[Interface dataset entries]
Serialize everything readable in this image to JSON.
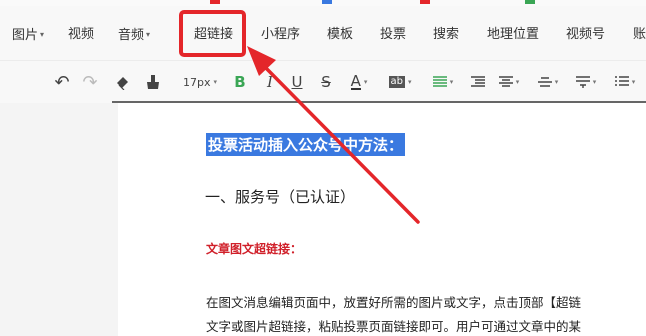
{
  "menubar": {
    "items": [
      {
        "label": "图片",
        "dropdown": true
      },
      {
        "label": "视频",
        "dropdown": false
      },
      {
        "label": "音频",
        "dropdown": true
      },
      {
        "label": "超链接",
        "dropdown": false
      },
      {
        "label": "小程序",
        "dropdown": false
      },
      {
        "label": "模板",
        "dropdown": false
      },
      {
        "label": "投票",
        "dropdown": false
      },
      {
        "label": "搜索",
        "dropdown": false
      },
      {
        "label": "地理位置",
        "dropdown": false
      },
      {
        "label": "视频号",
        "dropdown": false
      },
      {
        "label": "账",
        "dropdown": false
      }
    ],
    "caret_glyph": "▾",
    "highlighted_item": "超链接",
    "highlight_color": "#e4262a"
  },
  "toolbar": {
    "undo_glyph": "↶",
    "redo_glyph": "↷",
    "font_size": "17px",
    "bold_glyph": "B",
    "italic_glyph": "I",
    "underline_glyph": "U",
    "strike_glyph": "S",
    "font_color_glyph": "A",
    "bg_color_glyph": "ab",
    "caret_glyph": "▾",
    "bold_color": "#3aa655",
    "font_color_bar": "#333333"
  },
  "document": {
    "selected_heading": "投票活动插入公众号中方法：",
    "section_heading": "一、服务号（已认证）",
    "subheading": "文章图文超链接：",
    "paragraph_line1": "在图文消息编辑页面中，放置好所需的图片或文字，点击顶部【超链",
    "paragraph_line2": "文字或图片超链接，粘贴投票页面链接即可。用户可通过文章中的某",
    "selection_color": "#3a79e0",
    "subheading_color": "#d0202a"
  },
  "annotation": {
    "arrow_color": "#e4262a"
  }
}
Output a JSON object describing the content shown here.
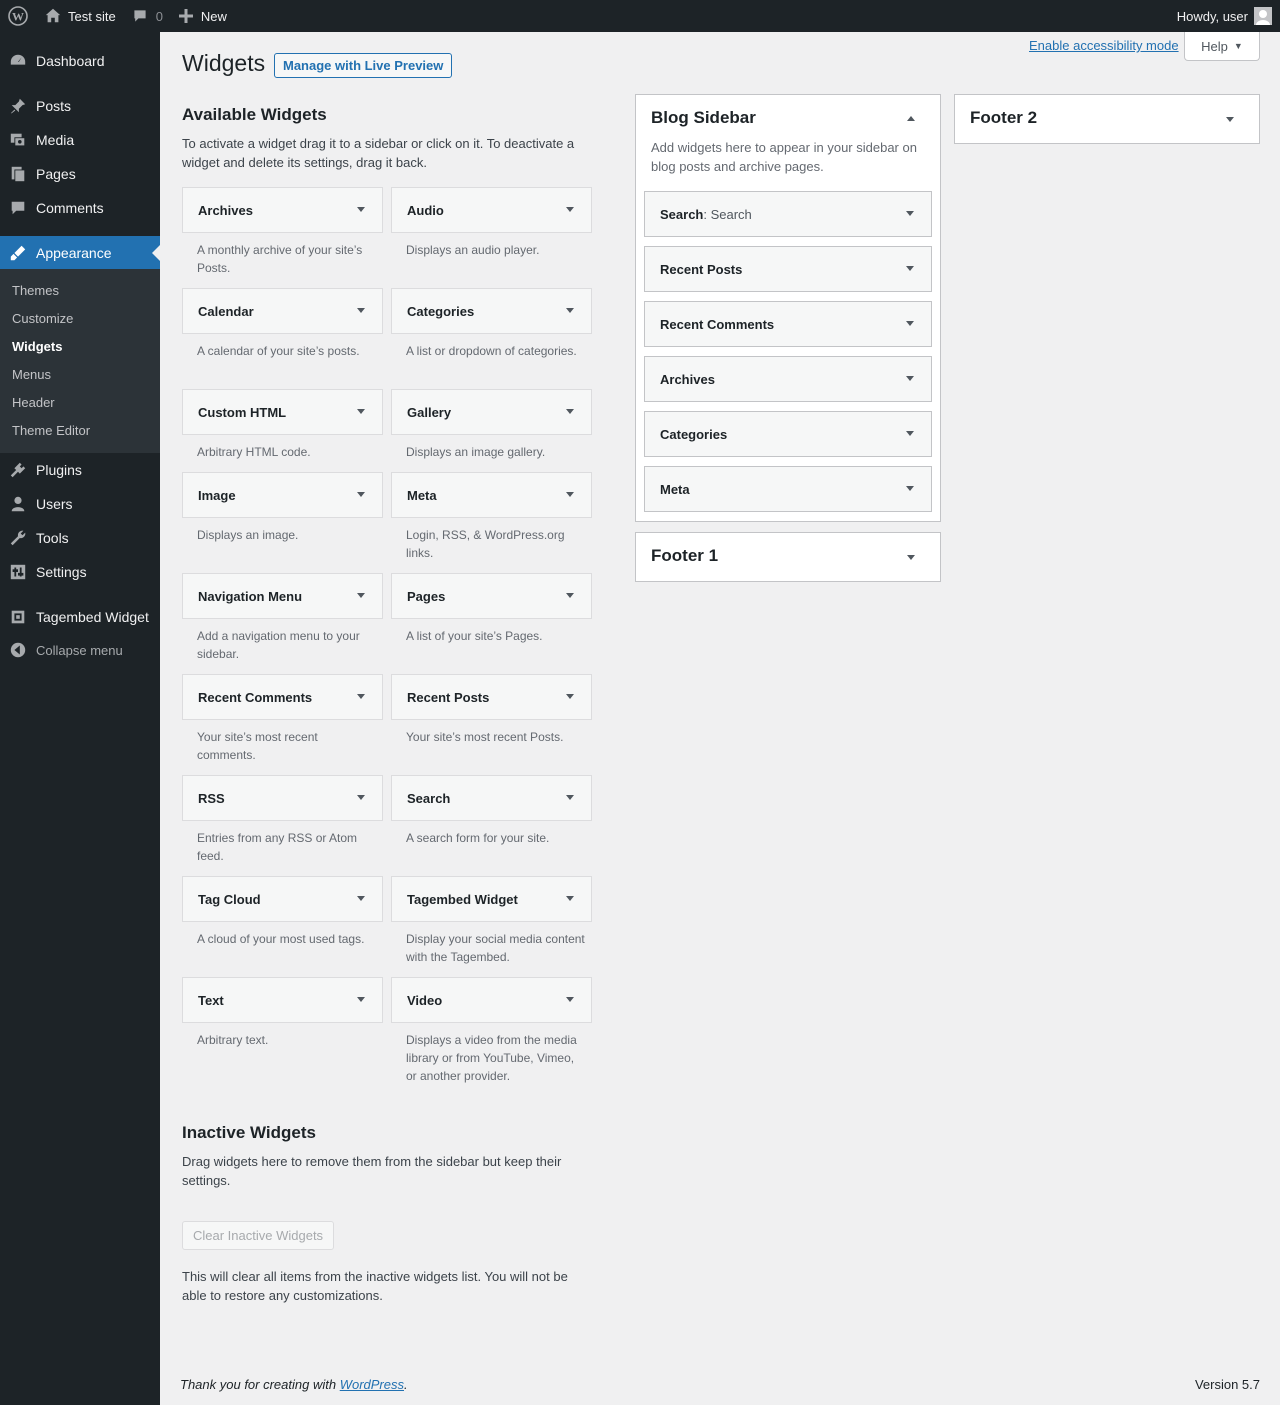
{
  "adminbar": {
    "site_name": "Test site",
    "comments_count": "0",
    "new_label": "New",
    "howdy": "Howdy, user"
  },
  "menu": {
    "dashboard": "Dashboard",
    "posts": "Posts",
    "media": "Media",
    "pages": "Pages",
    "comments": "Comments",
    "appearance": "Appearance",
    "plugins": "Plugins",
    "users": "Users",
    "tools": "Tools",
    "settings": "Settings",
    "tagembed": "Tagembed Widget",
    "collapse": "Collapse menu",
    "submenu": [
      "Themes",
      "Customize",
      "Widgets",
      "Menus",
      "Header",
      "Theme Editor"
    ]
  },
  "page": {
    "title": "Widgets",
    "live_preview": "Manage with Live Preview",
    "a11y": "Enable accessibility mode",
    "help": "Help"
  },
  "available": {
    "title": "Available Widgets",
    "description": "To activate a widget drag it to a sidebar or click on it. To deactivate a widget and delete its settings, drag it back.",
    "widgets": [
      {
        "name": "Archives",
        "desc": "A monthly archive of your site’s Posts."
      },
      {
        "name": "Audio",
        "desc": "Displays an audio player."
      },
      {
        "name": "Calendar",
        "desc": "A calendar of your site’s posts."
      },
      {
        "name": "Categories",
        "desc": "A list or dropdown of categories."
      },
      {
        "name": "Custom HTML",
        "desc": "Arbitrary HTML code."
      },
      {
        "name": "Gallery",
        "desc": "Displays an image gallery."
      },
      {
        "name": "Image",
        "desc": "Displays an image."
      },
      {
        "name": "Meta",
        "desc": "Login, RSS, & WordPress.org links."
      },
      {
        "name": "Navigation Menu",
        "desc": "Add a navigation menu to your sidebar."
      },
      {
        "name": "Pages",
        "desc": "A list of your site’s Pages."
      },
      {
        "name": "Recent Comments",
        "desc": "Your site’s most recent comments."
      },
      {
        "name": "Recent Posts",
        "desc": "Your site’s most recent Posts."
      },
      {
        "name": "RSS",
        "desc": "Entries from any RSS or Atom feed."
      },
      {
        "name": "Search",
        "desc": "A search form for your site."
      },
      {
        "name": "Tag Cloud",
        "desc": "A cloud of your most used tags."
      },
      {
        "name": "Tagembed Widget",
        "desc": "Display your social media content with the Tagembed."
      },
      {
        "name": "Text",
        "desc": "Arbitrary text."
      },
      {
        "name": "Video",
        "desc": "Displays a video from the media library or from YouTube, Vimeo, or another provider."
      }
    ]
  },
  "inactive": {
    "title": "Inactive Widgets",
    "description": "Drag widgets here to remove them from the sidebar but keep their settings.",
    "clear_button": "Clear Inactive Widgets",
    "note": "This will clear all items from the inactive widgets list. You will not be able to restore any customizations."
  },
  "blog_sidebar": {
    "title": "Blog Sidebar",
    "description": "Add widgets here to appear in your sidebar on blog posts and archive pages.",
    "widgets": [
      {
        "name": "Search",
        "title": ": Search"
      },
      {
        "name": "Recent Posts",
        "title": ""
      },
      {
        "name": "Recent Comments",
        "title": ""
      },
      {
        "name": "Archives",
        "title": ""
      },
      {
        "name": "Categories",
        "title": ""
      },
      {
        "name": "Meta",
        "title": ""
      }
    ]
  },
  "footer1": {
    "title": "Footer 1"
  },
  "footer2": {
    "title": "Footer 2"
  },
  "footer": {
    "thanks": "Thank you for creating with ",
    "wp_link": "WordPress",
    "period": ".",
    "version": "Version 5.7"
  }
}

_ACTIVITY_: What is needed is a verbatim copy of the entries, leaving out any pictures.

_ANSWER BOX_:
Serialize everything readable in this image to JSON.
{
  "menubar": {
    "items": [
      {
        "label": "图片",
        "dropdown": true
      },
      {
        "label": "视频",
        "dropdown": false
      },
      {
        "label": "音频",
        "dropdown": true
      },
      {
        "label": "超链接",
        "dropdown": false
      },
      {
        "label": "小程序",
        "dropdown": false
      },
      {
        "label": "模板",
        "dropdown": false
      },
      {
        "label": "投票",
        "dropdown": false
      },
      {
        "label": "搜索",
        "dropdown": false
      },
      {
        "label": "地理位置",
        "dropdown": false
      },
      {
        "label": "视频号",
        "dropdown": false
      },
      {
        "label": "账",
        "dropdown": false
      }
    ],
    "caret_glyph": "▾",
    "highlighted_item": "超链接",
    "highlight_color": "#e4262a"
  },
  "toolbar": {
    "undo_glyph": "↶",
    "redo_glyph": "↷",
    "font_size": "17px",
    "bold_glyph": "B",
    "italic_glyph": "I",
    "underline_glyph": "U",
    "strike_glyph": "S",
    "font_color_glyph": "A",
    "bg_color_glyph": "ab",
    "caret_glyph": "▾",
    "bold_color": "#3aa655",
    "font_color_bar": "#333333"
  },
  "document": {
    "selected_heading": "投票活动插入公众号中方法：",
    "section_heading": "一、服务号（已认证）",
    "subheading": "文章图文超链接：",
    "paragraph_line1": "在图文消息编辑页面中，放置好所需的图片或文字，点击顶部【超链",
    "paragraph_line2": "文字或图片超链接，粘贴投票页面链接即可。用户可通过文章中的某",
    "selection_color": "#3a79e0",
    "subheading_color": "#d0202a"
  },
  "annotation": {
    "arrow_color": "#e4262a"
  }
}
Output a JSON object describing the content shown here.
{
  "adminbar": {
    "site_name": "Test site",
    "comments_count": "0",
    "new_label": "New",
    "howdy": "Howdy, user"
  },
  "menu": {
    "dashboard": "Dashboard",
    "posts": "Posts",
    "media": "Media",
    "pages": "Pages",
    "comments": "Comments",
    "appearance": "Appearance",
    "plugins": "Plugins",
    "users": "Users",
    "tools": "Tools",
    "settings": "Settings",
    "tagembed": "Tagembed Widget",
    "collapse": "Collapse menu",
    "submenu": [
      "Themes",
      "Customize",
      "Widgets",
      "Menus",
      "Header",
      "Theme Editor"
    ]
  },
  "page": {
    "title": "Widgets",
    "live_preview": "Manage with Live Preview",
    "a11y": "Enable accessibility mode",
    "help": "Help"
  },
  "available": {
    "title": "Available Widgets",
    "description": "To activate a widget drag it to a sidebar or click on it. To deactivate a widget and delete its settings, drag it back.",
    "widgets": [
      {
        "name": "Archives",
        "desc": "A monthly archive of your site’s Posts."
      },
      {
        "name": "Audio",
        "desc": "Displays an audio player."
      },
      {
        "name": "Calendar",
        "desc": "A calendar of your site’s posts."
      },
      {
        "name": "Categories",
        "desc": "A list or dropdown of categories."
      },
      {
        "name": "Custom HTML",
        "desc": "Arbitrary HTML code."
      },
      {
        "name": "Gallery",
        "desc": "Displays an image gallery."
      },
      {
        "name": "Image",
        "desc": "Displays an image."
      },
      {
        "name": "Meta",
        "desc": "Login, RSS, & WordPress.org links."
      },
      {
        "name": "Navigation Menu",
        "desc": "Add a navigation menu to your sidebar."
      },
      {
        "name": "Pages",
        "desc": "A list of your site’s Pages."
      },
      {
        "name": "Recent Comments",
        "desc": "Your site’s most recent comments."
      },
      {
        "name": "Recent Posts",
        "desc": "Your site’s most recent Posts."
      },
      {
        "name": "RSS",
        "desc": "Entries from any RSS or Atom feed."
      },
      {
        "name": "Search",
        "desc": "A search form for your site."
      },
      {
        "name": "Tag Cloud",
        "desc": "A cloud of your most used tags."
      },
      {
        "name": "Tagembed Widget",
        "desc": "Display your social media content with the Tagembed."
      },
      {
        "name": "Text",
        "desc": "Arbitrary text."
      },
      {
        "name": "Video",
        "desc": "Displays a video from the media library or from YouTube, Vimeo, or another provider."
      }
    ]
  },
  "inactive": {
    "title": "Inactive Widgets",
    "description": "Drag widgets here to remove them from the sidebar but keep their settings.",
    "clear_button": "Clear Inactive Widgets",
    "note": "This will clear all items from the inactive widgets list. You will not be able to restore any customizations."
  },
  "blog_sidebar": {
    "title": "Blog Sidebar",
    "description": "Add widgets here to appear in your sidebar on blog posts and archive pages.",
    "widgets": [
      {
        "name": "Search",
        "title": ": Search"
      },
      {
        "name": "Recent Posts",
        "title": ""
      },
      {
        "name": "Recent Comments",
        "title": ""
      },
      {
        "name": "Archives",
        "title": ""
      },
      {
        "name": "Categories",
        "title": ""
      },
      {
        "name": "Meta",
        "title": ""
      }
    ]
  },
  "footer1": {
    "title": "Footer 1"
  },
  "footer2": {
    "title": "Footer 2"
  },
  "footer": {
    "thanks": "Thank you for creating with ",
    "wp_link": "WordPress",
    "period": ".",
    "version": "Version 5.7"
  }
}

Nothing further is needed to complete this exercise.